Today, I’ve been thinking about Paul’s words in Corinthians. He’s talking about his thorn in the flesh, his physical weakness: “For this thing I besought the Lord thrice, that it might depart from me. And he said unto me, My grace is sufficient for thee: for my strength is made perfect in weakness. Most gladly therefore will I rather glory in my infirmities, that the power of Christ may rest upon me. Therefore I take pleasure in infirmities, in reproaches, in necessities, in persecutions, in distresses for Christ’s sake: for when I am weak, then am I strong.”

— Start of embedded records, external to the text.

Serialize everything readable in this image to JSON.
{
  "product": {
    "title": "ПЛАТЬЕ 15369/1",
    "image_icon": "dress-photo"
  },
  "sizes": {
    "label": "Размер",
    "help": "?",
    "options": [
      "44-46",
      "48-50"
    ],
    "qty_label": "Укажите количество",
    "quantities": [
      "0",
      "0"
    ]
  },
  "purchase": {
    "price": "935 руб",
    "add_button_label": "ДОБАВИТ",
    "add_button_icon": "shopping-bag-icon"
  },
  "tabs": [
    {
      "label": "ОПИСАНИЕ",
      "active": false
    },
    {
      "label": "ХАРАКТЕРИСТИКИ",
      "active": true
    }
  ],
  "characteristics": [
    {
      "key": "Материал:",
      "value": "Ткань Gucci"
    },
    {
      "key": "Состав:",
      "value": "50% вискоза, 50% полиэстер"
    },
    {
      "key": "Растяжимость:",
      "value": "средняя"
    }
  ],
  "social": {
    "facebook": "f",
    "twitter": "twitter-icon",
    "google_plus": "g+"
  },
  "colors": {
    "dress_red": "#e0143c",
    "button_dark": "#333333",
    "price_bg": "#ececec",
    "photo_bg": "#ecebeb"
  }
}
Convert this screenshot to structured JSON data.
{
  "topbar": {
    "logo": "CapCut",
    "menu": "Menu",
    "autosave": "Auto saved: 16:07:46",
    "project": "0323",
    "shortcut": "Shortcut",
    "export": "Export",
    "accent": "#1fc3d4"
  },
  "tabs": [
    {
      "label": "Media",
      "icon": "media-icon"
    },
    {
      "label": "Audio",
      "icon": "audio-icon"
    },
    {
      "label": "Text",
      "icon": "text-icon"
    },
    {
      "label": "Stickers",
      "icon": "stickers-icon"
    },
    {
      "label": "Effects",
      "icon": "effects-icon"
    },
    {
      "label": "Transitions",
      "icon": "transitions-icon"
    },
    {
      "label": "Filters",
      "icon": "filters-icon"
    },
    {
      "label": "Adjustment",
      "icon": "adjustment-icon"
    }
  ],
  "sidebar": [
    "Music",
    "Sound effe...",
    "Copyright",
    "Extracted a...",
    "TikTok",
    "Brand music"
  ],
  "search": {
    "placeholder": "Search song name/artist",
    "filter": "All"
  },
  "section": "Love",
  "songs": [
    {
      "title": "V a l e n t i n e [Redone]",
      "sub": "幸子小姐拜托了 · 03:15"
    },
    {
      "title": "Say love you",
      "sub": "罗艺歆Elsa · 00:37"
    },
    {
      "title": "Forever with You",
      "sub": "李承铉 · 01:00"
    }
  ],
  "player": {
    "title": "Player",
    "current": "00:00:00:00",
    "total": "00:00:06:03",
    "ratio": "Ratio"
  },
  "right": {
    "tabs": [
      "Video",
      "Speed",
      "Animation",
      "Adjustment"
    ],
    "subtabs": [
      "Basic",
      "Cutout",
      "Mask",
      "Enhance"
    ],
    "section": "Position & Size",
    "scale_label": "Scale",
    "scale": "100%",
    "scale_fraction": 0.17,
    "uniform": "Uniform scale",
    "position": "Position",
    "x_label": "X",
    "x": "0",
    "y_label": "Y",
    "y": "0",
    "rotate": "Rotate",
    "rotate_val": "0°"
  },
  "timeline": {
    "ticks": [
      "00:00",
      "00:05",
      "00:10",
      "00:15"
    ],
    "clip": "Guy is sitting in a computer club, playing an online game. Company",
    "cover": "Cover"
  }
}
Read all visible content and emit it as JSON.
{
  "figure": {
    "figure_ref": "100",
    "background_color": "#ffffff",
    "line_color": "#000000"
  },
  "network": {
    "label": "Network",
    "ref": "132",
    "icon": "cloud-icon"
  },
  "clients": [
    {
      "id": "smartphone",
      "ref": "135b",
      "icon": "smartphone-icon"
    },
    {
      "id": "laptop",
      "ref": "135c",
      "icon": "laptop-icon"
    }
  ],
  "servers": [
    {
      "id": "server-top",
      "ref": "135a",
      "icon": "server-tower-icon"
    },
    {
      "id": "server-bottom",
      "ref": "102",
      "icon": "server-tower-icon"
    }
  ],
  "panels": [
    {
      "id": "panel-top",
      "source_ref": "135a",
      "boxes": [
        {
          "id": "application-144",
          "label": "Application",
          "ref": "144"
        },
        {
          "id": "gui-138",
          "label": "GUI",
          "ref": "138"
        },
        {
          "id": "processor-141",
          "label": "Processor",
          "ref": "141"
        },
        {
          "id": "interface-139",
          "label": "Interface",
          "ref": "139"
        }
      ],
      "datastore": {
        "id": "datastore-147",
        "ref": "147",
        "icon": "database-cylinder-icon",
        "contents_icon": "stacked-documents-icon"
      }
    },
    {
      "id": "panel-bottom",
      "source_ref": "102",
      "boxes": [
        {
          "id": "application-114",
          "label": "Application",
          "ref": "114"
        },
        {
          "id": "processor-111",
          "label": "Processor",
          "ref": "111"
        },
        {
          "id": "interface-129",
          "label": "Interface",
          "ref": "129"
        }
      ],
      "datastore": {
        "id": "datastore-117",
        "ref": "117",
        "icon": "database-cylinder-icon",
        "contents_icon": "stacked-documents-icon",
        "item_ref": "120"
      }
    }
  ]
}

I used to think that God’s strength being made perfect in my weakness meant that I would somehow be made perfect, not that the weakness would disappear but that I would have supernatural physical strength to achieve great things. Of course, for some people it might mean that, but I took this as a challenge of sorts. I would work multiple jobs, take on heavy course loads at college, and forego sleep because I thought I had to. I thought I had to be not “just like everyone else” but that I had to be better than everyone else. I had to be perfect.
Paul says God allowed his thorn in the flesh to keep him from being proud. I guess that might be why God allowed mine as well. It reminds me that I’m not perfect. I can’t do everything. Even if I were healthy, I couldn’t do everything. My weakness just helps remind me how much I owe God.
Of course, sometimes, I try to use my weakness as a secret badge of honor. I think, “Look how much I achieved while being in so much pain!” Thinking this way makes me feel better about being different, being weaker. It’s always then, though, that I either collapse in exhaustion or God shows me someone who’s weaker than I am but has done so much more than me.
The Christian life isn’t about being perfect or about comparing trials and tribulations like scars from the battlefield. It’s about our own relationship with Christ and how that relationship showcases Christ to the world. God’s strength being made perfect in weakness doesn’t mean that, because I have Christ, I will have the strength to do wonders. It means that I let my weakness teach me how much I need Christ. I am nothing without Christ, just a self-obsessed girl trying to find meaning in her own inner ramblings. God wants me to glory in my weakness not because it makes me great but because it keeps me humble and lets him shine bright.
With Christ, though, I can let go. I can let go of the need to be perfect. I can let go of the desire to be normal. I can let go of it all. I am sick. That’s ok. I am tired. That’s ok. I am in pain. That’s ok. It’s nothing to be ashamed of. It’s nothing to be proud of, either.
I’m not perfect on the outside or the inside. I have nothing left to prove, nothing left of myself to give. That’s ok. I have Christ. When I stop being ashamed or proud and just let myself be weak, my artifices and facades can slip away. When I am weak, he can be strong.
I started this blog to write about finding beauty in imperfection. I used my freckles as an example of that quest. Since moving to Taiwan, my freckles have been getting even more attention. My kids always want to know why I have so many dots on me. I don’t think they find them beautiful. They find them strange. I could let that bother me, but it’s ok. I’ve let go. I don’t need to have perfect looks anymore. I’m content.
I’m only now just learning, though, how to be content with my physical weakness. Being weaker and tireder than others isn’t so ok with me. I’ve been the weird one in looks and personality as long as I’ve been the one with the weird physical weakness. I’m ok with the first two weirdnesses, but I’m still holding onto that last one.
I think it’s time that stopped. I’ve actually always been able to find beauty in my pain. I’ve just too often let my shame or pride alternately drown the beauty out. It’s time to let go. God’s strength, not mine, is made perfect in my weakness. Because of my pain, I’m drawing closer to Christ. I think that’s the most beautiful thing of all.